▶ [Information]:
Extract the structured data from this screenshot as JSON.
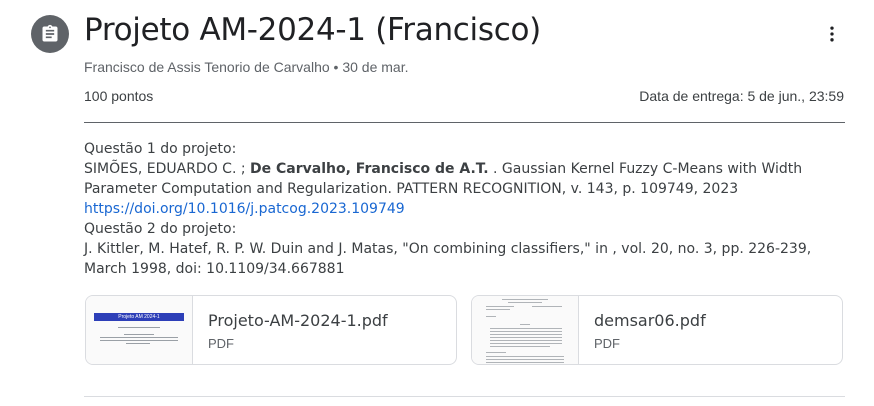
{
  "header": {
    "title": "Projeto AM-2024-1 (Francisco)",
    "author": "Francisco de Assis Tenorio de Carvalho",
    "separator": "•",
    "date": "30 de mar.",
    "points": "100 pontos",
    "due": "Data de entrega: 5 de jun., 23:59"
  },
  "description": {
    "q1_label": "Questão 1 do projeto:",
    "q1_authors_pre": "SIMÕES, EDUARDO C. ; ",
    "q1_authors_bold": "De Carvalho, Francisco de A.T.",
    "q1_citation": " . Gaussian Kernel Fuzzy C-Means with Width Parameter Computation and Regularization. PATTERN RECOGNITION, v. 143, p. 109749, 2023",
    "q1_link": "https://doi.org/10.1016/j.patcog.2023.109749",
    "q2_label": "Questão 2 do projeto:",
    "q2_citation": "J. Kittler, M. Hatef, R. P. W. Duin and J. Matas, \"On combining classifiers,\" in , vol. 20, no. 3, pp. 226-239, March 1998, doi: 10.1109/34.667881"
  },
  "attachments": [
    {
      "name": "Projeto-AM-2024-1.pdf",
      "type": "PDF",
      "thumb_title": "Projeto AM 2024-1"
    },
    {
      "name": "demsar06.pdf",
      "type": "PDF"
    }
  ],
  "icons": {
    "assignment": "assignment-icon",
    "more": "more-vert-icon"
  },
  "colors": {
    "icon_bg": "#5f6368",
    "link": "#1967d2",
    "thumb_bar": "#2d3fb8"
  }
}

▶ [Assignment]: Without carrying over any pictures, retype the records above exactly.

▶ [Solution to the problem]:
Extract the structured data from this screenshot as JSON.
{
  "header": {
    "title": "Projeto AM-2024-1 (Francisco)",
    "author": "Francisco de Assis Tenorio de Carvalho",
    "separator": "•",
    "date": "30 de mar.",
    "points": "100 pontos",
    "due": "Data de entrega: 5 de jun., 23:59"
  },
  "description": {
    "q1_label": "Questão 1 do projeto:",
    "q1_authors_pre": "SIMÕES, EDUARDO C. ; ",
    "q1_authors_bold": "De Carvalho, Francisco de A.T.",
    "q1_citation": " . Gaussian Kernel Fuzzy C-Means with Width Parameter Computation and Regularization. PATTERN RECOGNITION, v. 143, p. 109749, 2023",
    "q1_link": "https://doi.org/10.1016/j.patcog.2023.109749",
    "q2_label": "Questão 2 do projeto:",
    "q2_citation": "J. Kittler, M. Hatef, R. P. W. Duin and J. Matas, \"On combining classifiers,\" in , vol. 20, no. 3, pp. 226-239, March 1998, doi: 10.1109/34.667881"
  },
  "attachments": [
    {
      "name": "Projeto-AM-2024-1.pdf",
      "type": "PDF",
      "thumb_title": "Projeto AM 2024-1"
    },
    {
      "name": "demsar06.pdf",
      "type": "PDF"
    }
  ],
  "icons": {
    "assignment": "assignment-icon",
    "more": "more-vert-icon"
  },
  "colors": {
    "icon_bg": "#5f6368",
    "link": "#1967d2",
    "thumb_bar": "#2d3fb8"
  }
}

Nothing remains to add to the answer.